The European Court of Justice ruled that the individual could demand that “irrelevant or outdated” information be deleted from results.
Mr Wales, founder of Wikipedia said it was “one of the most wide-sweeping internet censorship rulings that I’ve ever seen”.
On the other hand Google is considering the implications of the decision.
“That’s a very hard and difficult thing for Google to do – particularly if it’s at risk of being held legally liable if it gets it wrong in some way.
“Normally we would think whoever is publishing the information, they have the primary responsibility – Google just helps us to find the things that are online.” Wales added.

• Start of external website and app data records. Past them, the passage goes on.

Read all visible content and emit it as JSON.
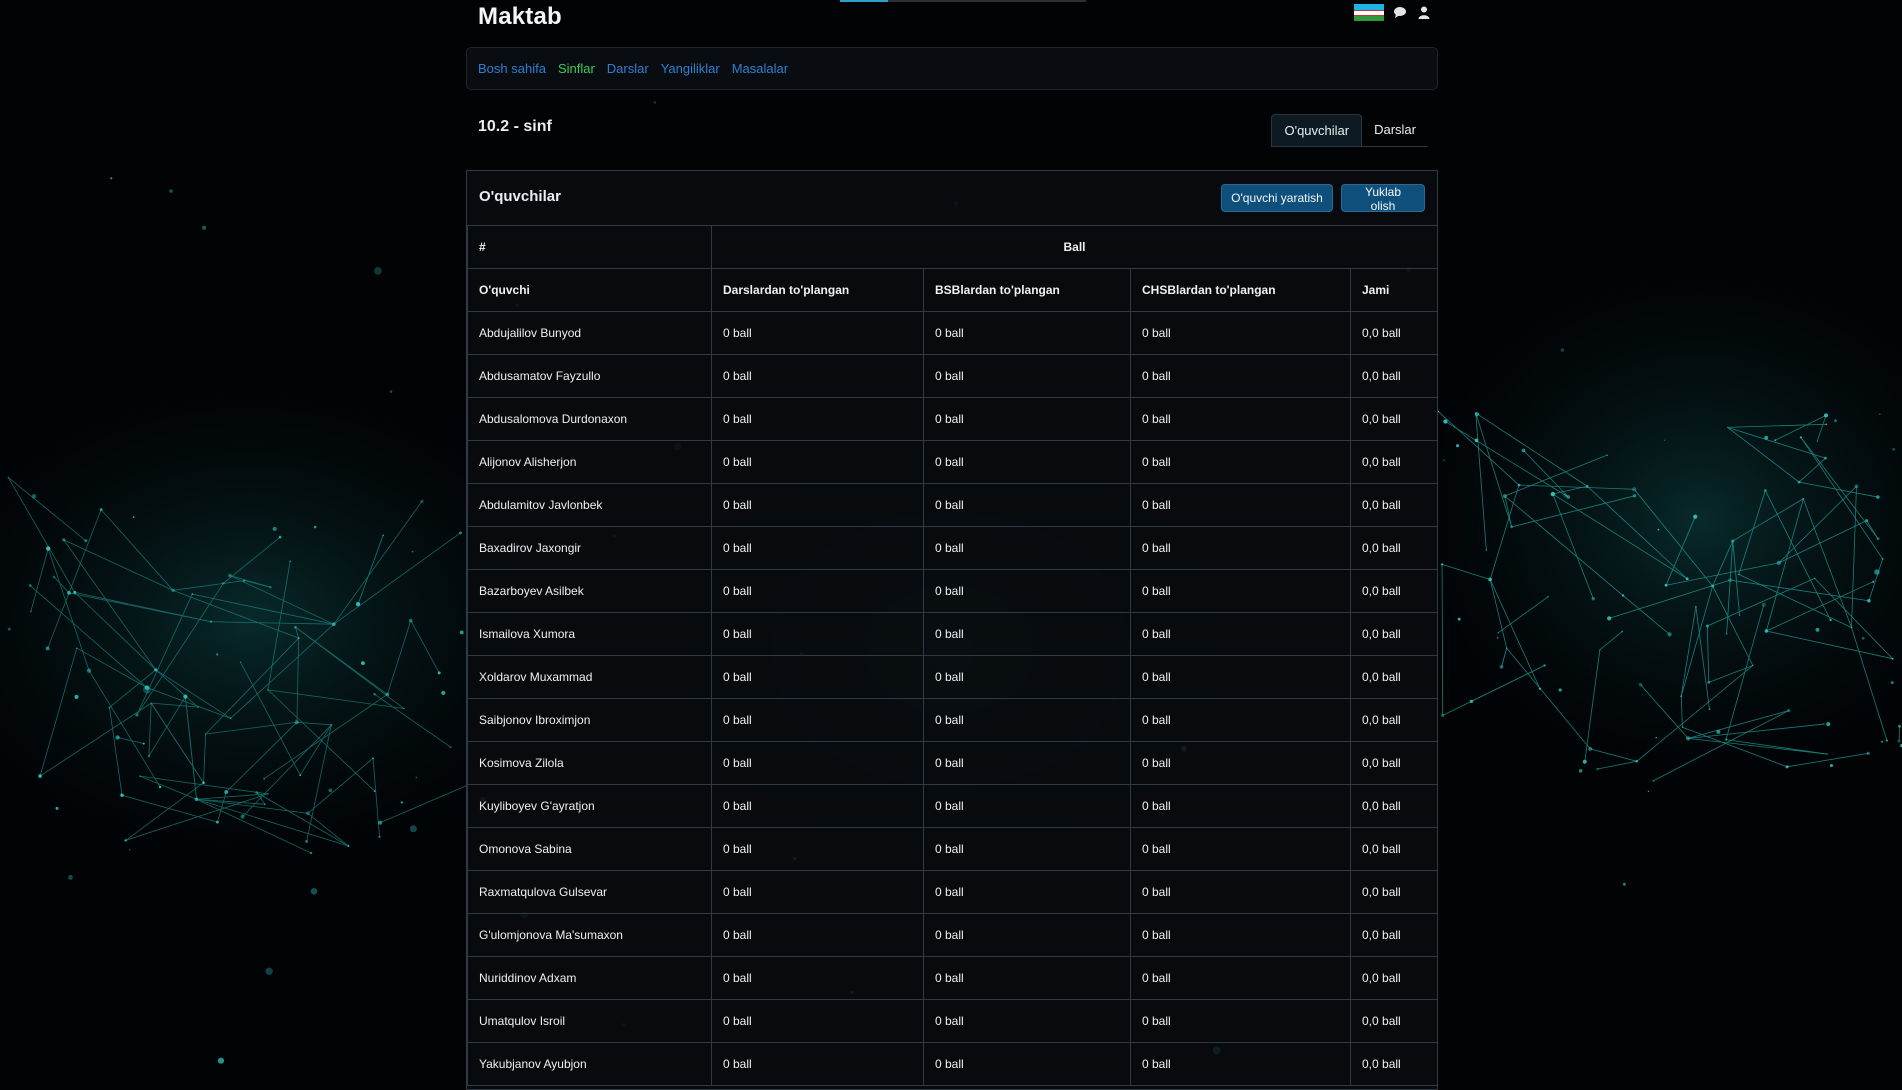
{
  "app": {
    "brand": "Maktab"
  },
  "header": {
    "flag_colors": [
      "#1eb3e7",
      "#ffffff",
      "#2e9a3b"
    ],
    "icons": [
      "chat-icon",
      "user-icon"
    ]
  },
  "nav": {
    "items": [
      {
        "label": "Bosh sahifa",
        "active": false
      },
      {
        "label": "Sinflar",
        "active": true
      },
      {
        "label": "Darslar",
        "active": false
      },
      {
        "label": "Yangiliklar",
        "active": false
      },
      {
        "label": "Masalalar",
        "active": false
      }
    ],
    "link_color": "#2f7fd1",
    "active_color": "#3dcc5b"
  },
  "page": {
    "title": "10.2 - sinf"
  },
  "tabs": [
    {
      "label": "O'quvchilar",
      "active": true
    },
    {
      "label": "Darslar",
      "active": false
    }
  ],
  "card": {
    "title": "O'quvchilar",
    "create_label": "O'quvchi yaratish",
    "download_label": "Yuklab olish"
  },
  "table": {
    "hash_label": "#",
    "group_label": "Ball",
    "columns": [
      "O'quvchi",
      "Darslardan to'plangan",
      "BSBlardan to'plangan",
      "CHSBlardan to'plangan",
      "Jami"
    ],
    "rows": [
      [
        "Abdujalilov Bunyod",
        "0 ball",
        "0 ball",
        "0 ball",
        "0,0 ball"
      ],
      [
        "Abdusamatov Fayzullo",
        "0 ball",
        "0 ball",
        "0 ball",
        "0,0 ball"
      ],
      [
        "Abdusalomova Durdonaxon",
        "0 ball",
        "0 ball",
        "0 ball",
        "0,0 ball"
      ],
      [
        "Alijonov Alisherjon",
        "0 ball",
        "0 ball",
        "0 ball",
        "0,0 ball"
      ],
      [
        "Abdulamitov Javlonbek",
        "0 ball",
        "0 ball",
        "0 ball",
        "0,0 ball"
      ],
      [
        "Baxadirov Jaxongir",
        "0 ball",
        "0 ball",
        "0 ball",
        "0,0 ball"
      ],
      [
        "Bazarboyev Asilbek",
        "0 ball",
        "0 ball",
        "0 ball",
        "0,0 ball"
      ],
      [
        "Ismailova Xumora",
        "0 ball",
        "0 ball",
        "0 ball",
        "0,0 ball"
      ],
      [
        "Xoldarov Muxammad",
        "0 ball",
        "0 ball",
        "0 ball",
        "0,0 ball"
      ],
      [
        "Saibjonov Ibroximjon",
        "0 ball",
        "0 ball",
        "0 ball",
        "0,0 ball"
      ],
      [
        "Kosimova Zilola",
        "0 ball",
        "0 ball",
        "0 ball",
        "0,0 ball"
      ],
      [
        "Kuyliboyev G'ayratjon",
        "0 ball",
        "0 ball",
        "0 ball",
        "0,0 ball"
      ],
      [
        "Omonova Sabina",
        "0 ball",
        "0 ball",
        "0 ball",
        "0,0 ball"
      ],
      [
        "Raxmatqulova Gulsevar",
        "0 ball",
        "0 ball",
        "0 ball",
        "0,0 ball"
      ],
      [
        "G'ulomjonova Ma'sumaxon",
        "0 ball",
        "0 ball",
        "0 ball",
        "0,0 ball"
      ],
      [
        "Nuriddinov Adxam",
        "0 ball",
        "0 ball",
        "0 ball",
        "0,0 ball"
      ],
      [
        "Umatqulov Isroil",
        "0 ball",
        "0 ball",
        "0 ball",
        "0,0 ball"
      ],
      [
        "Yakubjanov Ayubjon",
        "0 ball",
        "0 ball",
        "0 ball",
        "0,0 ball"
      ]
    ]
  }
}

On Tuesday, a top EU court ruled that Google must remove search results at the request of ordinary people in a test of the so-called “right to be forgotten”.
Google said the ruling was “disappointing”.

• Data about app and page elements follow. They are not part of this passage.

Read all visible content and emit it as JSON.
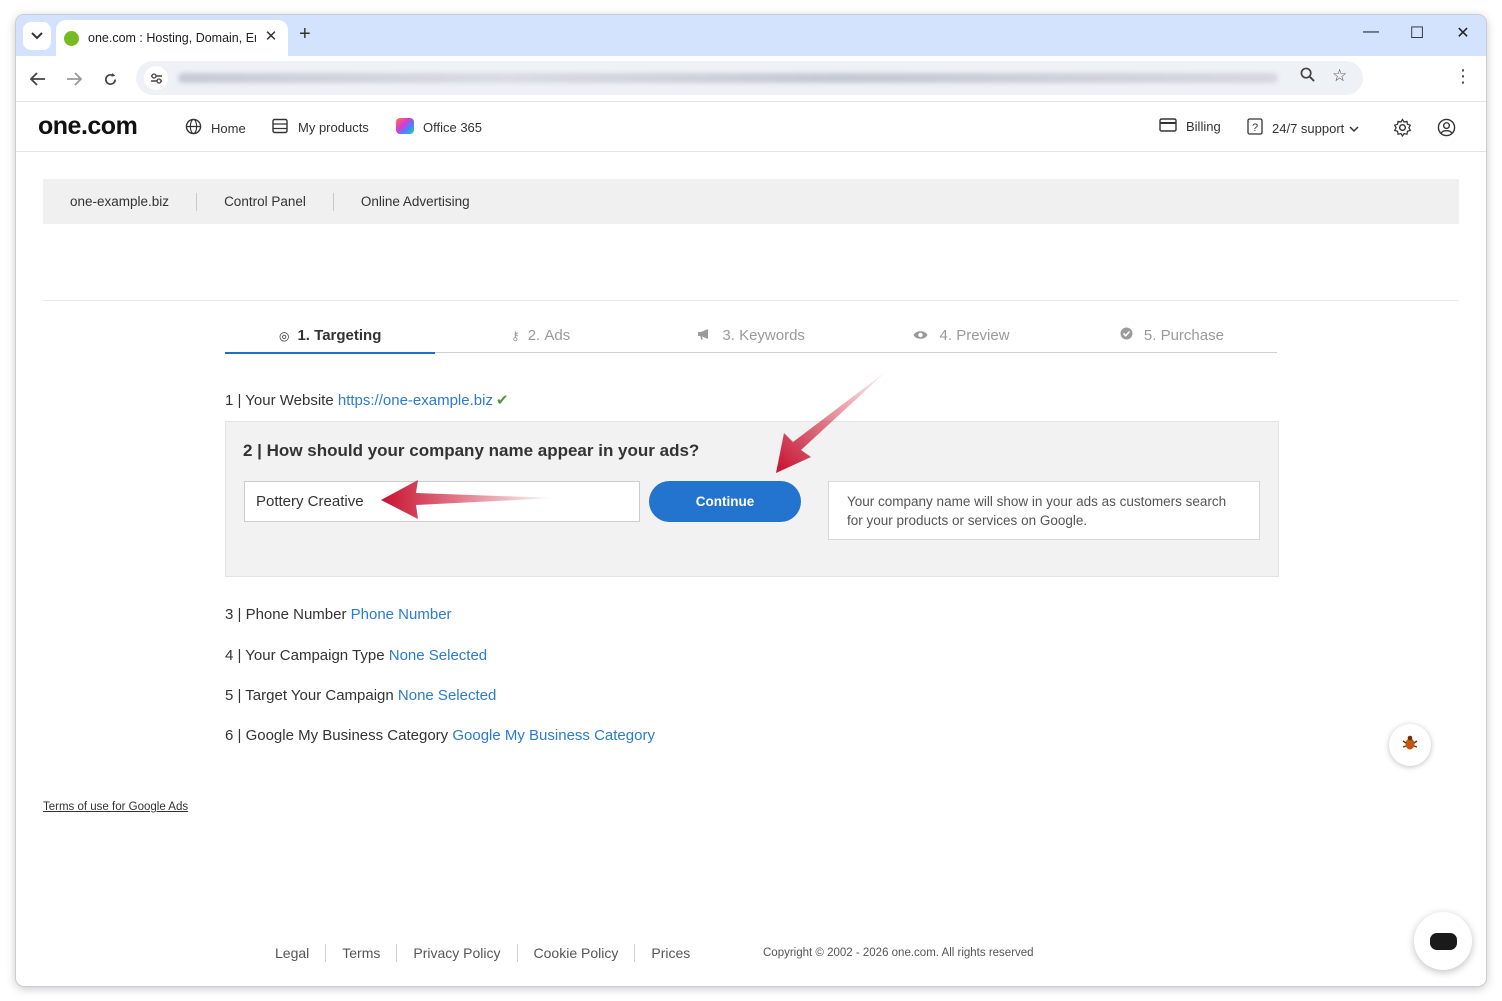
{
  "browser": {
    "tab_title": "one.com : Hosting, Domain, Email",
    "tab_close": "✕",
    "new_tab": "+",
    "minimize": "—",
    "maximize": "☐",
    "close": "✕"
  },
  "header": {
    "logo": "one.com",
    "nav": [
      {
        "label": "Home",
        "icon": "globe-icon"
      },
      {
        "label": "My products",
        "icon": "list-icon"
      },
      {
        "label": "Office 365",
        "icon": "office365-icon"
      }
    ],
    "billing": "Billing",
    "support": "24/7 support"
  },
  "breadcrumbs": [
    "one-example.biz",
    "Control Panel",
    "Online Advertising"
  ],
  "steps": [
    {
      "num": "1.",
      "label": "Targeting",
      "icon": "target-icon",
      "active": true
    },
    {
      "num": "2.",
      "label": "Ads",
      "icon": "key-icon",
      "active": false
    },
    {
      "num": "3.",
      "label": "Keywords",
      "icon": "megaphone-icon",
      "active": false
    },
    {
      "num": "4.",
      "label": "Preview",
      "icon": "eye-icon",
      "active": false
    },
    {
      "num": "5.",
      "label": "Purchase",
      "icon": "check-circle-icon",
      "active": false
    }
  ],
  "form": {
    "website": {
      "prefix": "1 | Your Website ",
      "value": "https://one-example.biz"
    },
    "company": {
      "question": "2 | How should your company name appear in your ads?",
      "value": "Pottery Creative",
      "button": "Continue",
      "hint": "Your company name will show in your ads as customers search for your products or services on Google."
    },
    "phone": {
      "prefix": "3 | Phone Number ",
      "value": "Phone Number"
    },
    "campaign_type": {
      "prefix": "4 | Your Campaign Type ",
      "value": "None Selected"
    },
    "target": {
      "prefix": "5 | Target Your Campaign ",
      "value": "None Selected"
    },
    "gmb": {
      "prefix": "6 | Google My Business Category ",
      "value": "Google My Business Category"
    }
  },
  "terms_link": "Terms of use for Google Ads",
  "footer": {
    "links": [
      "Legal",
      "Terms",
      "Privacy Policy",
      "Cookie Policy",
      "Prices"
    ],
    "copyright": "Copyright © 2002 - 2026 one.com. All rights reserved"
  },
  "colors": {
    "accent": "#2374cf",
    "link": "#2b7bcf",
    "brand_green": "#76bc21",
    "annotation_arrow": "#d0142c"
  }
}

In the Guardian, journalist James Ball described the ruling as “either an eerie parallel with China’s domestic censorship of search results, or a huge incentive for tech investment to get the hell out of Europe”.